___ Supplied material

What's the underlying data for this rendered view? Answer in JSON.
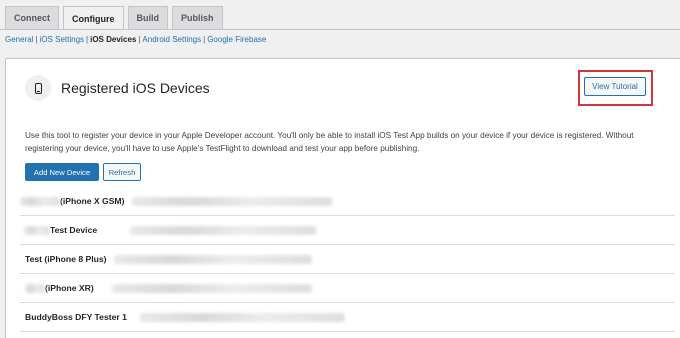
{
  "tabs": [
    {
      "label": "Connect",
      "active": false
    },
    {
      "label": "Configure",
      "active": true
    },
    {
      "label": "Build",
      "active": false
    },
    {
      "label": "Publish",
      "active": false
    }
  ],
  "subnav": {
    "items": [
      "General",
      "iOS Settings",
      "iOS Devices",
      "Android Settings",
      "Google Firebase"
    ],
    "current": "iOS Devices"
  },
  "card": {
    "title": "Registered iOS Devices",
    "icon": "iphone-icon",
    "tutorial_label": "View Tutorial",
    "description": "Use this tool to register your device in your Apple Developer account. You'll only be able to install iOS Test App builds on your device if your device is registered. Without registering your device, you'll have to use Apple's TestFlight to download and test your app before publishing.",
    "add_label": "Add New Device",
    "refresh_label": "Refresh"
  },
  "devices": [
    {
      "name": "(iPhone X GSM)"
    },
    {
      "name": "Test Device"
    },
    {
      "name": "Test (iPhone 8 Plus)"
    },
    {
      "name": "(iPhone XR)"
    },
    {
      "name": "BuddyBoss DFY Tester 1"
    }
  ],
  "colors": {
    "accent": "#2271b1",
    "highlight": "#d63638",
    "background": "#f0f0f1"
  }
}
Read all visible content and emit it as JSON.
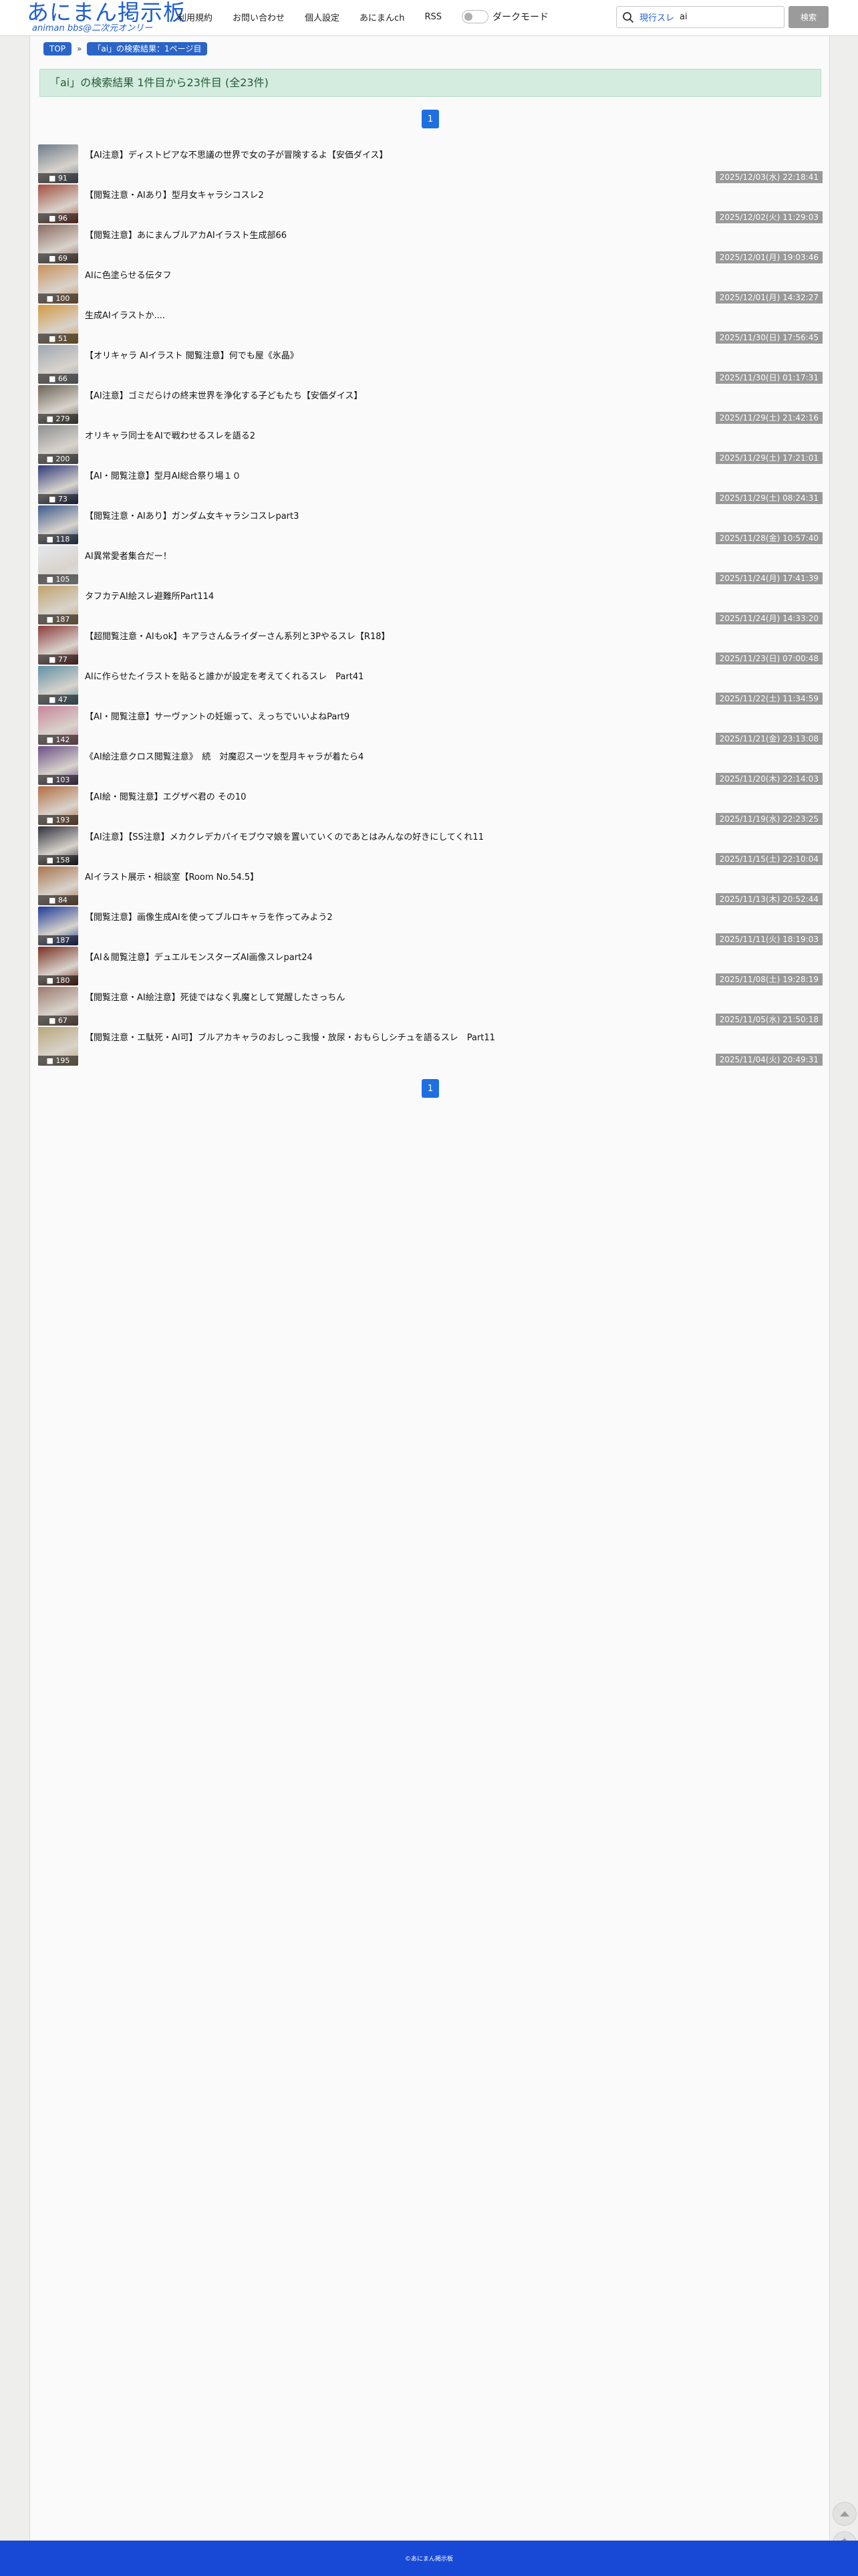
{
  "header": {
    "logo_main": "あにまん掲示板",
    "logo_sub": "animan bbs@二次元オンリー",
    "nav": [
      "利用規約",
      "お問い合わせ",
      "個人設定",
      "あにまんch",
      "RSS"
    ],
    "dark_mode_label": "ダークモード",
    "search": {
      "scope": "現行スレ",
      "value": "ai",
      "button": "検索"
    }
  },
  "breadcrumb": {
    "top": "TOP",
    "sep": "»",
    "current": "「ai」の検索結果：1ページ目"
  },
  "results_notice": "「ai」の検索結果 1件目から23件目 (全23件)",
  "pagination": {
    "current": "1"
  },
  "threads": [
    {
      "title": "【AI注意】ディストピアな不思議の世界で女の子が冒険するよ【安価ダイス】",
      "count": "91",
      "date": "2025/12/03(水) 22:18:41",
      "thumb": "#6f7c8a"
    },
    {
      "title": "【閲覧注意・AIあり】型月女キャラシコスレ2",
      "count": "96",
      "date": "2025/12/02(火) 11:29:03",
      "thumb": "#a24f3f"
    },
    {
      "title": "【閲覧注意】あにまんブルアカAIイラスト生成部66",
      "count": "69",
      "date": "2025/12/01(月) 19:03:46",
      "thumb": "#8a6b62"
    },
    {
      "title": "AIに色塗らせる伝タフ",
      "count": "100",
      "date": "2025/12/01(月) 14:32:27",
      "thumb": "#c9915c"
    },
    {
      "title": "生成AIイラストか....",
      "count": "51",
      "date": "2025/11/30(日) 17:56:45",
      "thumb": "#d59a44"
    },
    {
      "title": "【オリキャラ AIイラスト 閲覧注意】何でも屋《氷晶》",
      "count": "66",
      "date": "2025/11/30(日) 01:17:31",
      "thumb": "#9fa7b1"
    },
    {
      "title": "【AI注意】ゴミだらけの終末世界を浄化する子どもたち【安価ダイス】",
      "count": "279",
      "date": "2025/11/29(土) 21:42:16",
      "thumb": "#6d6457"
    },
    {
      "title": "オリキャラ同士をAIで戦わせるスレを語る2",
      "count": "200",
      "date": "2025/11/29(土) 17:21:01",
      "thumb": "#8e8f92"
    },
    {
      "title": "【AI・閲覧注意】型月AI総合祭り場１０",
      "count": "73",
      "date": "2025/11/29(土) 08:24:31",
      "thumb": "#2f3b7a"
    },
    {
      "title": "【閲覧注意・AIあり】ガンダム女キャラシコスレpart3",
      "count": "118",
      "date": "2025/11/28(金) 10:57:40",
      "thumb": "#3c5a8c"
    },
    {
      "title": "AI異常愛者集合だー！",
      "count": "105",
      "date": "2025/11/24(月) 17:41:39",
      "thumb": "#e6e9ee"
    },
    {
      "title": "タフカテAI絵スレ避難所Part114",
      "count": "187",
      "date": "2025/11/24(月) 14:33:20",
      "thumb": "#c1a36c"
    },
    {
      "title": "【超閲覧注意・AIもok】キアラさん&ライダーさん系列と3Pやるスレ【R18】",
      "count": "77",
      "date": "2025/11/23(日) 07:00:48",
      "thumb": "#8c3c3c"
    },
    {
      "title": "AIに作らせたイラストを貼ると誰かが設定を考えてくれるスレ　Part41",
      "count": "47",
      "date": "2025/11/22(土) 11:34:59",
      "thumb": "#5f90a6"
    },
    {
      "title": "【AI・閲覧注意】サーヴァントの妊娠って、えっちでいいよねPart9",
      "count": "142",
      "date": "2025/11/21(金) 23:13:08",
      "thumb": "#c8849a"
    },
    {
      "title": "《AI絵注意クロス閲覧注意》　続　対魔忍スーツを型月キャラが着たら4",
      "count": "103",
      "date": "2025/11/20(木) 22:14:03",
      "thumb": "#6b4f86"
    },
    {
      "title": "【AI絵・閲覧注意】エグザベ君の その10",
      "count": "193",
      "date": "2025/11/19(水) 22:23:25",
      "thumb": "#b26d43"
    },
    {
      "title": "【AI注意】【SS注意】メカクレデカパイモブウマ娘を置いていくのであとはみんなの好きにしてくれ11",
      "count": "158",
      "date": "2025/11/15(土) 22:10:04",
      "thumb": "#2d2f3a"
    },
    {
      "title": "AIイラスト展示・相談室【Room No.54.5】",
      "count": "84",
      "date": "2025/11/13(木) 20:52:44",
      "thumb": "#a8754e"
    },
    {
      "title": "【閲覧注意】画像生成AIを使ってブルロキャラを作ってみよう2",
      "count": "187",
      "date": "2025/11/11(火) 18:19:03",
      "thumb": "#1e3b9a"
    },
    {
      "title": "【AI＆閲覧注意】デュエルモンスターズAI画像スレpart24",
      "count": "180",
      "date": "2025/11/08(土) 19:28:19",
      "thumb": "#7a2f22"
    },
    {
      "title": "【閲覧注意・AI絵注意】死徒ではなく乳魔として覚醒したさっちん",
      "count": "67",
      "date": "2025/11/05(水) 21:50:18",
      "thumb": "#9d7a6e"
    },
    {
      "title": "【閲覧注意・エ駄死・AI可】ブルアカキャラのおしっこ我慢・放尿・おもらしシチュを語るスレ　Part11",
      "count": "195",
      "date": "2025/11/04(火) 20:49:31",
      "thumb": "#b9a77a"
    }
  ],
  "footer": "©あにまん掲示板"
}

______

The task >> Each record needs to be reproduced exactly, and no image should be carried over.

Task result >>
What's the underlying data for this rendered view? Answer in JSON.
{
  "tabs": [
    {
      "label": "Connect",
      "active": false
    },
    {
      "label": "Configure",
      "active": true
    },
    {
      "label": "Build",
      "active": false
    },
    {
      "label": "Publish",
      "active": false
    }
  ],
  "subnav": {
    "items": [
      "General",
      "iOS Settings",
      "iOS Devices",
      "Android Settings",
      "Google Firebase"
    ],
    "current": "iOS Devices"
  },
  "card": {
    "title": "Registered iOS Devices",
    "icon": "iphone-icon",
    "tutorial_label": "View Tutorial",
    "description": "Use this tool to register your device in your Apple Developer account. You'll only be able to install iOS Test App builds on your device if your device is registered. Without registering your device, you'll have to use Apple's TestFlight to download and test your app before publishing.",
    "add_label": "Add New Device",
    "refresh_label": "Refresh"
  },
  "devices": [
    {
      "name": "(iPhone X GSM)"
    },
    {
      "name": "Test Device"
    },
    {
      "name": "Test (iPhone 8 Plus)"
    },
    {
      "name": "(iPhone XR)"
    },
    {
      "name": "BuddyBoss DFY Tester 1"
    }
  ],
  "colors": {
    "accent": "#2271b1",
    "highlight": "#d63638",
    "background": "#f0f0f1"
  }
}
Read all visible content and emit it as JSON.
{
  "header": {
    "logo_main": "あにまん掲示板",
    "logo_sub": "animan bbs@二次元オンリー",
    "nav": [
      "利用規約",
      "お問い合わせ",
      "個人設定",
      "あにまんch",
      "RSS"
    ],
    "dark_mode_label": "ダークモード",
    "search": {
      "scope": "現行スレ",
      "value": "ai",
      "button": "検索"
    }
  },
  "breadcrumb": {
    "top": "TOP",
    "sep": "»",
    "current": "「ai」の検索結果：1ページ目"
  },
  "results_notice": "「ai」の検索結果 1件目から23件目 (全23件)",
  "pagination": {
    "current": "1"
  },
  "threads": [
    {
      "title": "【AI注意】ディストピアな不思議の世界で女の子が冒険するよ【安価ダイス】",
      "count": "91",
      "date": "2025/12/03(水) 22:18:41",
      "thumb": "#6f7c8a"
    },
    {
      "title": "【閲覧注意・AIあり】型月女キャラシコスレ2",
      "count": "96",
      "date": "2025/12/02(火) 11:29:03",
      "thumb": "#a24f3f"
    },
    {
      "title": "【閲覧注意】あにまんブルアカAIイラスト生成部66",
      "count": "69",
      "date": "2025/12/01(月) 19:03:46",
      "thumb": "#8a6b62"
    },
    {
      "title": "AIに色塗らせる伝タフ",
      "count": "100",
      "date": "2025/12/01(月) 14:32:27",
      "thumb": "#c9915c"
    },
    {
      "title": "生成AIイラストか....",
      "count": "51",
      "date": "2025/11/30(日) 17:56:45",
      "thumb": "#d59a44"
    },
    {
      "title": "【オリキャラ AIイラスト 閲覧注意】何でも屋《氷晶》",
      "count": "66",
      "date": "2025/11/30(日) 01:17:31",
      "thumb": "#9fa7b1"
    },
    {
      "title": "【AI注意】ゴミだらけの終末世界を浄化する子どもたち【安価ダイス】",
      "count": "279",
      "date": "2025/11/29(土) 21:42:16",
      "thumb": "#6d6457"
    },
    {
      "title": "オリキャラ同士をAIで戦わせるスレを語る2",
      "count": "200",
      "date": "2025/11/29(土) 17:21:01",
      "thumb": "#8e8f92"
    },
    {
      "title": "【AI・閲覧注意】型月AI総合祭り場１０",
      "count": "73",
      "date": "2025/11/29(土) 08:24:31",
      "thumb": "#2f3b7a"
    },
    {
      "title": "【閲覧注意・AIあり】ガンダム女キャラシコスレpart3",
      "count": "118",
      "date": "2025/11/28(金) 10:57:40",
      "thumb": "#3c5a8c"
    },
    {
      "title": "AI異常愛者集合だー！",
      "count": "105",
      "date": "2025/11/24(月) 17:41:39",
      "thumb": "#e6e9ee"
    },
    {
      "title": "タフカテAI絵スレ避難所Part114",
      "count": "187",
      "date": "2025/11/24(月) 14:33:20",
      "thumb": "#c1a36c"
    },
    {
      "title": "【超閲覧注意・AIもok】キアラさん&ライダーさん系列と3Pやるスレ【R18】",
      "count": "77",
      "date": "2025/11/23(日) 07:00:48",
      "thumb": "#8c3c3c"
    },
    {
      "title": "AIに作らせたイラストを貼ると誰かが設定を考えてくれるスレ　Part41",
      "count": "47",
      "date": "2025/11/22(土) 11:34:59",
      "thumb": "#5f90a6"
    },
    {
      "title": "【AI・閲覧注意】サーヴァントの妊娠って、えっちでいいよねPart9",
      "count": "142",
      "date": "2025/11/21(金) 23:13:08",
      "thumb": "#c8849a"
    },
    {
      "title": "《AI絵注意クロス閲覧注意》　続　対魔忍スーツを型月キャラが着たら4",
      "count": "103",
      "date": "2025/11/20(木) 22:14:03",
      "thumb": "#6b4f86"
    },
    {
      "title": "【AI絵・閲覧注意】エグザベ君の その10",
      "count": "193",
      "date": "2025/11/19(水) 22:23:25",
      "thumb": "#b26d43"
    },
    {
      "title": "【AI注意】【SS注意】メカクレデカパイモブウマ娘を置いていくのであとはみんなの好きにしてくれ11",
      "count": "158",
      "date": "2025/11/15(土) 22:10:04",
      "thumb": "#2d2f3a"
    },
    {
      "title": "AIイラスト展示・相談室【Room No.54.5】",
      "count": "84",
      "date": "2025/11/13(木) 20:52:44",
      "thumb": "#a8754e"
    },
    {
      "title": "【閲覧注意】画像生成AIを使ってブルロキャラを作ってみよう2",
      "count": "187",
      "date": "2025/11/11(火) 18:19:03",
      "thumb": "#1e3b9a"
    },
    {
      "title": "【AI＆閲覧注意】デュエルモンスターズAI画像スレpart24",
      "count": "180",
      "date": "2025/11/08(土) 19:28:19",
      "thumb": "#7a2f22"
    },
    {
      "title": "【閲覧注意・AI絵注意】死徒ではなく乳魔として覚醒したさっちん",
      "count": "67",
      "date": "2025/11/05(水) 21:50:18",
      "thumb": "#9d7a6e"
    },
    {
      "title": "【閲覧注意・エ駄死・AI可】ブルアカキャラのおしっこ我慢・放尿・おもらしシチュを語るスレ　Part11",
      "count": "195",
      "date": "2025/11/04(火) 20:49:31",
      "thumb": "#b9a77a"
    }
  ],
  "footer": "©あにまん掲示板"
}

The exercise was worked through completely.